3 Tri-City utilities to start pilot project on storing electricity

Three Tri-City-area utilities plan to start a pilot project in September to show how utilities might be able to store electricity when it's cheap and then release it back to the grid when it's in demand.

The project will help guide research that could make day-to-day storage of electricity by utilities practical, saving customers money and making better use of wind and solar power sources.

Benton PUD is an original participant in the Pacific Northwest Smart Grid Demonstration Project led by Battelle and paid for in part by the Department of Energy.

Franklin PUD and the city of Richland also have been added to the demonstration project through their involvement with the Tri-City Development Council's Mid-Columbia Energy Initiative.

"Demand shifter" devices have been installed by all three utilities.

Each utility has a large metal cabinet, about 6 feet tall and 6 feet wide, filled with batteries to store electricity at times it is not needed.

Battelle, which operates DOE's Pacific Northwest National Laboratory in Richland, will transmit information showing when the price of electricity increases and decreases to a computerized system controlling the demand shifters for the three utilities.

The demand shifters then can store electricity at off-peak hours when electricity is most abundant and least expensive for the utilities. It then can release the electricity back to the grid when demand is high, such as evenings when people are home and using more electricity.

The pilot project is being done on a small scale over two years, with each utility able to store 10 kilowatts for four hours. The average house uses about 1,400 kilowatt hours a month, according to Benton PUD.

"The project should provide some really good background," said Karen Miller, spokeswoman for the Benton PUD. "We're going to learn a lot in the next two years about how energy storage can be incorporated into the utility system."

Battelle researchers plan to quantify the costs and benefits of the demand shifter. For the study, a product called Grid.Balancer, manufactured by Demand Energy in Liberty Lake, is being used.

Anytime utilities can use energy more efficiently, it saves money for the customer, Miller said.

It also could help utilities make better use of renewable resources.

"This has the potential to help offset the intermittency of wind and solar, making them a more reliable source of energy," said Jim Sanders, general manager of Benton PUD, in a statement.

Wind only blows a third of the time.

But, should research prove successful, eventually large-scale demand shifter projects could allow electricity produced when the wind is blowing to be saved for some of the times when it is not.

In addition to the Tri-City-area project, 10 other utilities in Washington, Oregon, Montana, Idaho and Wyoming are participating in the Battelle project with different smart grid programs tailored to its customers.
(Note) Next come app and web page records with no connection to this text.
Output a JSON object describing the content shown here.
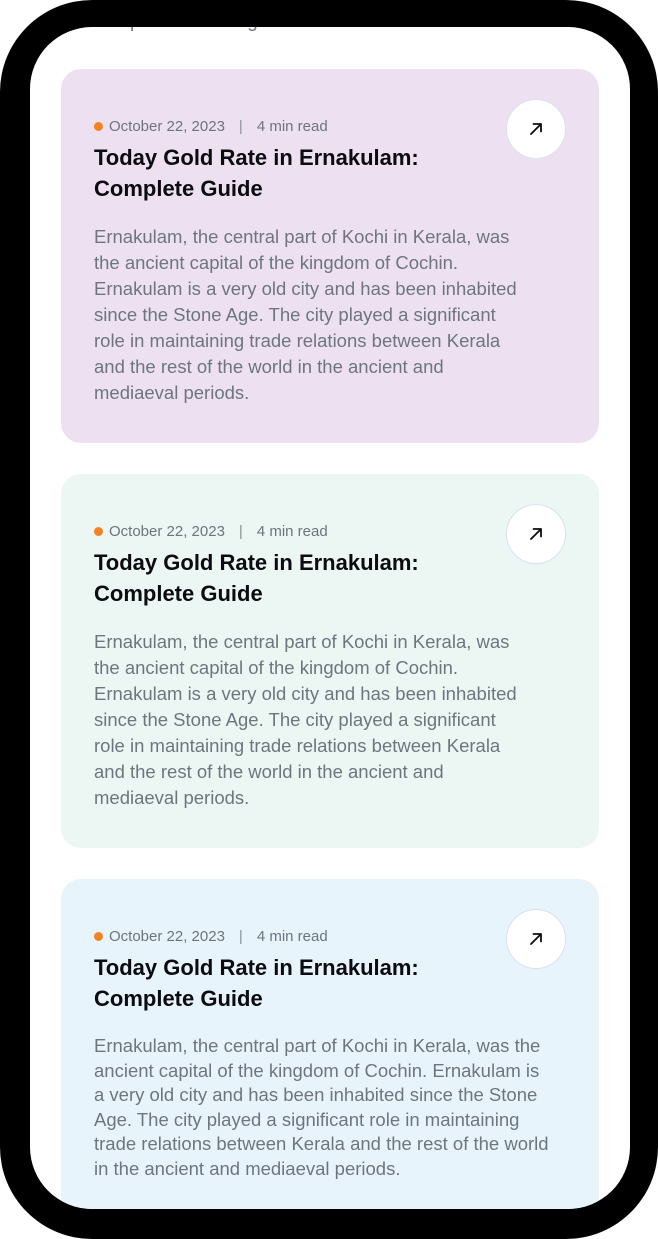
{
  "top_partial_text": "ncient capital of the kingdom of Cochin.",
  "cards": [
    {
      "date": "October 22, 2023",
      "separator": "|",
      "read_time": "4 min read",
      "title": "Today Gold Rate in Ernakulam: Complete Guide",
      "description": "Ernakulam, the central part of Kochi in Kerala, was the ancient capital of the kingdom of Cochin. Ernakulam is a very old city and has been inhabited since the Stone Age. The city played a significant role in maintaining trade relations between Kerala and the rest of the world in the ancient and mediaeval periods.",
      "icon": "arrow-up-right-icon",
      "background": "#ede1f1"
    },
    {
      "date": "October 22, 2023",
      "separator": "|",
      "read_time": "4 min read",
      "title": "Today Gold Rate in Ernakulam: Complete Guide",
      "description": "Ernakulam, the central part of Kochi in Kerala, was the ancient capital of the kingdom of Cochin. Ernakulam is a very old city and has been inhabited since the Stone Age. The city played a significant role in maintaining trade relations between Kerala and the rest of the world in the ancient and mediaeval periods.",
      "icon": "arrow-up-right-icon",
      "background": "#ecf7f4"
    },
    {
      "date": "October 22, 2023",
      "separator": "|",
      "read_time": "4 min read",
      "title": "Today Gold Rate in Ernakulam: Complete Guide",
      "description": "Ernakulam, the central part of Kochi in Kerala, was the ancient capital of the kingdom of Cochin. Ernakulam is a very old city and has been inhabited since the Stone Age. The city played a significant role in maintaining trade relations between Kerala and the rest of the world in the ancient and mediaeval periods.",
      "icon": "arrow-up-right-icon",
      "background": "#e8f4fc"
    }
  ],
  "colors": {
    "accent_dot": "#f58220",
    "title": "#0b0b10",
    "body_text": "#6e757e"
  }
}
Smart grids enhance power delivery through two-way communication between suppliers and consumers.

DOE provided $89 million in Recovery Act money for the project, with that money matched by BPA, utilities and five technology companies that make up the demonstration project team.